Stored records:
-*-

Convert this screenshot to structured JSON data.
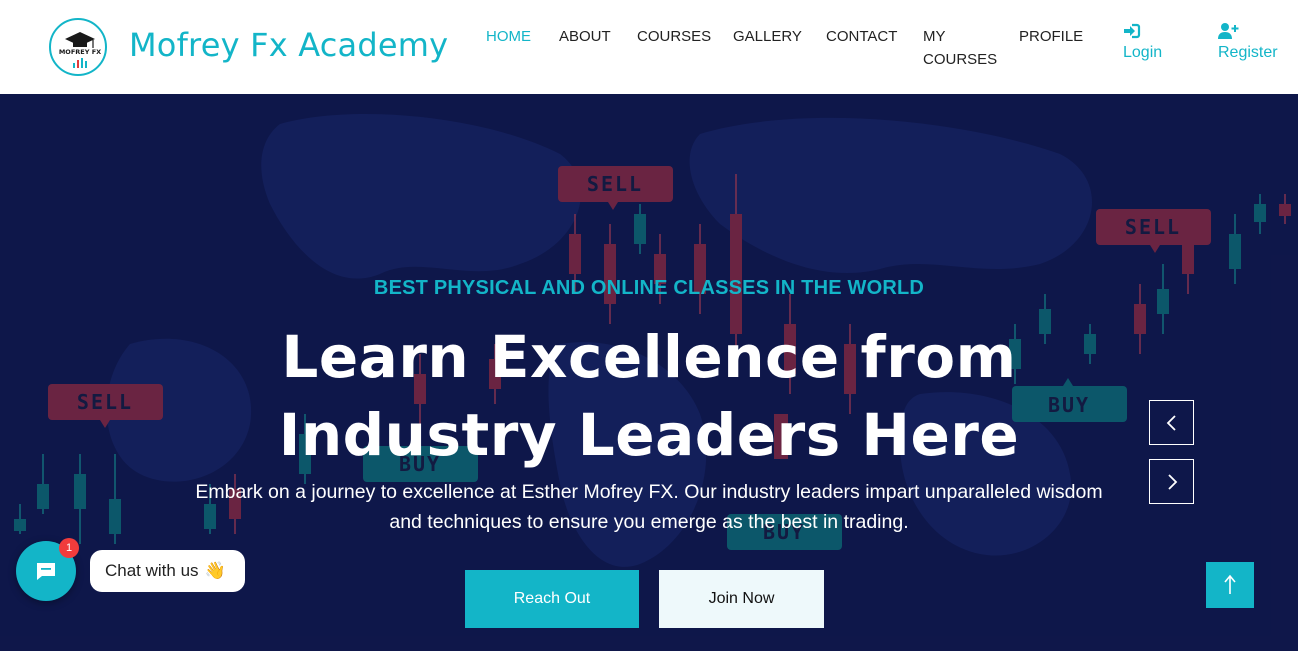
{
  "brand": {
    "name": "Mofrey Fx Academy",
    "logo_text": "MOFREY FX"
  },
  "nav": {
    "items": [
      {
        "label": "HOME",
        "active": true
      },
      {
        "label": "ABOUT"
      },
      {
        "label": "COURSES"
      },
      {
        "label": "GALLERY"
      },
      {
        "label": "CONTACT"
      },
      {
        "label_line1": "MY",
        "label_line2": "COURSES"
      },
      {
        "label": "PROFILE"
      }
    ],
    "login": {
      "label": "Login",
      "icon": "sign-in-icon"
    },
    "register": {
      "label": "Register",
      "icon": "user-plus-icon"
    }
  },
  "hero": {
    "eyebrow": "BEST PHYSICAL AND ONLINE CLASSES IN THE WORLD",
    "headline_line1": "Learn Excellence from",
    "headline_line2": "Industry Leaders Here",
    "lead_line1": "Embark on a journey to excellence at Esther Mofrey FX. Our industry leaders impart unparalleled wisdom",
    "lead_line2": "and techniques to ensure you emerge as the best in trading.",
    "primary_button": "Reach Out",
    "secondary_button": "Join Now",
    "background_tags": [
      "SELL",
      "SELL",
      "SELL",
      "BUY",
      "BUY",
      "BUY"
    ]
  },
  "chat": {
    "label": "Chat with us",
    "emoji": "👋",
    "badge_count": "1"
  },
  "colors": {
    "accent": "#13b5c8",
    "hero_bg": "#111a4d",
    "sell_red": "#b8323f",
    "buy_teal": "#0e8f87"
  }
}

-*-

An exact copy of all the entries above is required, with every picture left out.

**ANSWER SPACE**:
Convert this screenshot to structured JSON data.
{
  "brand": {
    "name": "Mofrey Fx Academy",
    "logo_text": "MOFREY FX"
  },
  "nav": {
    "items": [
      {
        "label": "HOME",
        "active": true
      },
      {
        "label": "ABOUT"
      },
      {
        "label": "COURSES"
      },
      {
        "label": "GALLERY"
      },
      {
        "label": "CONTACT"
      },
      {
        "label_line1": "MY",
        "label_line2": "COURSES"
      },
      {
        "label": "PROFILE"
      }
    ],
    "login": {
      "label": "Login",
      "icon": "sign-in-icon"
    },
    "register": {
      "label": "Register",
      "icon": "user-plus-icon"
    }
  },
  "hero": {
    "eyebrow": "BEST PHYSICAL AND ONLINE CLASSES IN THE WORLD",
    "headline_line1": "Learn Excellence from",
    "headline_line2": "Industry Leaders Here",
    "lead_line1": "Embark on a journey to excellence at Esther Mofrey FX. Our industry leaders impart unparalleled wisdom",
    "lead_line2": "and techniques to ensure you emerge as the best in trading.",
    "primary_button": "Reach Out",
    "secondary_button": "Join Now",
    "background_tags": [
      "SELL",
      "SELL",
      "SELL",
      "BUY",
      "BUY",
      "BUY"
    ]
  },
  "chat": {
    "label": "Chat with us",
    "emoji": "👋",
    "badge_count": "1"
  },
  "colors": {
    "accent": "#13b5c8",
    "hero_bg": "#111a4d",
    "sell_red": "#b8323f",
    "buy_teal": "#0e8f87"
  }
}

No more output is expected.